| Your objective |
Filter this data down to the lines that hold "content", and copy them.

Records excerpted from a collection
==*==
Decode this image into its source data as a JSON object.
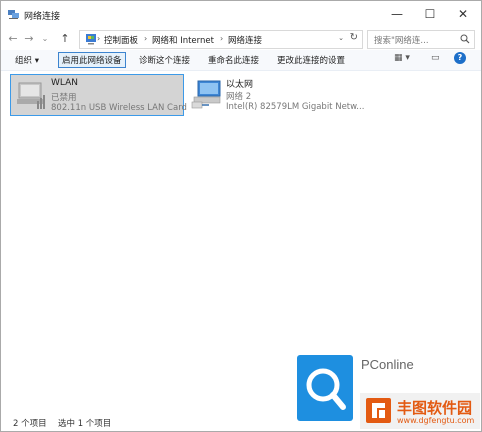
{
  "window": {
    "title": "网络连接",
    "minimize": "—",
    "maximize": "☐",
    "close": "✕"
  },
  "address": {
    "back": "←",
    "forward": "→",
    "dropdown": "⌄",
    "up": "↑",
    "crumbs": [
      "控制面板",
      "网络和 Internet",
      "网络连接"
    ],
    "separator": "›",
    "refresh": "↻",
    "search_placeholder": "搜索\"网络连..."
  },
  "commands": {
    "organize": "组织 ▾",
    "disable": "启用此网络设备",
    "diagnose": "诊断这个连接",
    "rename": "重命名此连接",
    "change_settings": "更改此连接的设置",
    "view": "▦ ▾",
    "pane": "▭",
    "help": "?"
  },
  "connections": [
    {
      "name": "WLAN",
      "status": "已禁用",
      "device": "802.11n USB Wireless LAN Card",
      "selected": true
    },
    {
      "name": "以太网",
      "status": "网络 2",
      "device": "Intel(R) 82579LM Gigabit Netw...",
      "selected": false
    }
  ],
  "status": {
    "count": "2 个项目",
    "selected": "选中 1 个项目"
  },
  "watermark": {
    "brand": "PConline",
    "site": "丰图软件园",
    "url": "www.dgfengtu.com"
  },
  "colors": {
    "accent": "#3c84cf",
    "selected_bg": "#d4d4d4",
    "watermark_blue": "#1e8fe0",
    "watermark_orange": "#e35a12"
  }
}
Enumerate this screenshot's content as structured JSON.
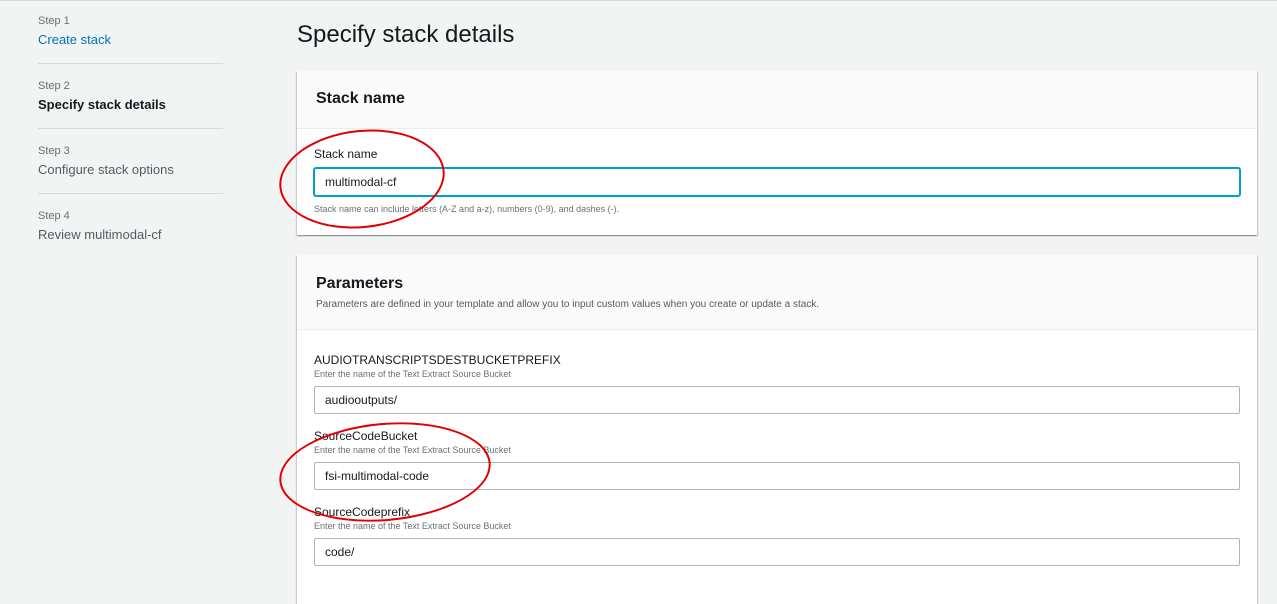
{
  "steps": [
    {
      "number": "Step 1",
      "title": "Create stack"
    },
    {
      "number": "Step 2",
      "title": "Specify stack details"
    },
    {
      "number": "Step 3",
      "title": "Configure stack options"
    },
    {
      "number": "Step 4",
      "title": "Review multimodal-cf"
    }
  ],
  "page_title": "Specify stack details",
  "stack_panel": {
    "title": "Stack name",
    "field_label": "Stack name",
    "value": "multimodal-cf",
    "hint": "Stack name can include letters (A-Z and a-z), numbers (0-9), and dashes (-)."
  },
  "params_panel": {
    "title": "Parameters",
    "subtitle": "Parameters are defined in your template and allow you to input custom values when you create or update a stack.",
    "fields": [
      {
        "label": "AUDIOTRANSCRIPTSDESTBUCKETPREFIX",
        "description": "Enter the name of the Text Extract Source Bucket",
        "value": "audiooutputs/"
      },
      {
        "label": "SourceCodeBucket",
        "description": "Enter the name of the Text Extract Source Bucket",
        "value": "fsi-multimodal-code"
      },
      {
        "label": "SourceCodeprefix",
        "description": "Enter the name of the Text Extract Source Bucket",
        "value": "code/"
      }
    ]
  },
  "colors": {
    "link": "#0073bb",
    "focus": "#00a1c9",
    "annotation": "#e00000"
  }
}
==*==
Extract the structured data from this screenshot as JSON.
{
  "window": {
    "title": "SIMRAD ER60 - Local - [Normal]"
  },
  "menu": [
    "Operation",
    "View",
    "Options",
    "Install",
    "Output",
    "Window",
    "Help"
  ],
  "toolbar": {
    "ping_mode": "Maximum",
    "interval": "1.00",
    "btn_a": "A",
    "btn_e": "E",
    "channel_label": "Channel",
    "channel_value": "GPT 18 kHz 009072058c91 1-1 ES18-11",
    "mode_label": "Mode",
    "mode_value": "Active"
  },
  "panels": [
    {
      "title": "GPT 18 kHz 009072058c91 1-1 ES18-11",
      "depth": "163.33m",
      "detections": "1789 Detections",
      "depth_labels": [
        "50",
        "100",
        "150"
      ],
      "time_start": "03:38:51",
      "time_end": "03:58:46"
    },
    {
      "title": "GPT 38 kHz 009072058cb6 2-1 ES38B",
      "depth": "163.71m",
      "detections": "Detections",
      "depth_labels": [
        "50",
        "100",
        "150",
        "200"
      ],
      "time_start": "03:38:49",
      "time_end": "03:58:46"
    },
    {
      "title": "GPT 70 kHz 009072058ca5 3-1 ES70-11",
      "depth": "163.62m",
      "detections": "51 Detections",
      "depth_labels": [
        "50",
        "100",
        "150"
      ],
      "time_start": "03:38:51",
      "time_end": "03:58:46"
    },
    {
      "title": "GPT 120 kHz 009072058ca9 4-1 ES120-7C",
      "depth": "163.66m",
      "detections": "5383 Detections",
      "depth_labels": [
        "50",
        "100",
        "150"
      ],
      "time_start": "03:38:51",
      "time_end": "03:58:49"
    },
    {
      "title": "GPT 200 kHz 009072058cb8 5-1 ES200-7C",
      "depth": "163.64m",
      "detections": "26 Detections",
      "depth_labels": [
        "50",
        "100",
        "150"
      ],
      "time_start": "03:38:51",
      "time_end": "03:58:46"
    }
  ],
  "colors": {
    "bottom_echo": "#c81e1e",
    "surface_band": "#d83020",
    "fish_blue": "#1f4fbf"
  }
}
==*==
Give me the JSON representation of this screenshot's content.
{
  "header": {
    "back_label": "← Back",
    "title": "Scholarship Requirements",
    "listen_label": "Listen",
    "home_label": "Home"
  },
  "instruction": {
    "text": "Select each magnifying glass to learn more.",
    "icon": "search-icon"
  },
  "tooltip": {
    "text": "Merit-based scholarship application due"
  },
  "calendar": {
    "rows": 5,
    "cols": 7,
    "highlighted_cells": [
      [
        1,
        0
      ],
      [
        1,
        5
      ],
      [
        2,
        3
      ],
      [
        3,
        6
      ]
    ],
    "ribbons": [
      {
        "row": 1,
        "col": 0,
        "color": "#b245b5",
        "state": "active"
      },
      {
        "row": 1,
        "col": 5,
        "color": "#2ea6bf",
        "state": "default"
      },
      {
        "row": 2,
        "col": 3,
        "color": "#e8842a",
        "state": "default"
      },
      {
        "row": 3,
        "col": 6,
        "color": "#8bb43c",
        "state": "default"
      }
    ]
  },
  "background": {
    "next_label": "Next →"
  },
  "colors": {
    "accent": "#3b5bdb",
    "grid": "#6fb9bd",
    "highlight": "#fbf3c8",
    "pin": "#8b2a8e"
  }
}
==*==
| Exercise answer |
Enumerate this screenshot's content as structured JSON.
Give me the JSON representation of this screenshot's content.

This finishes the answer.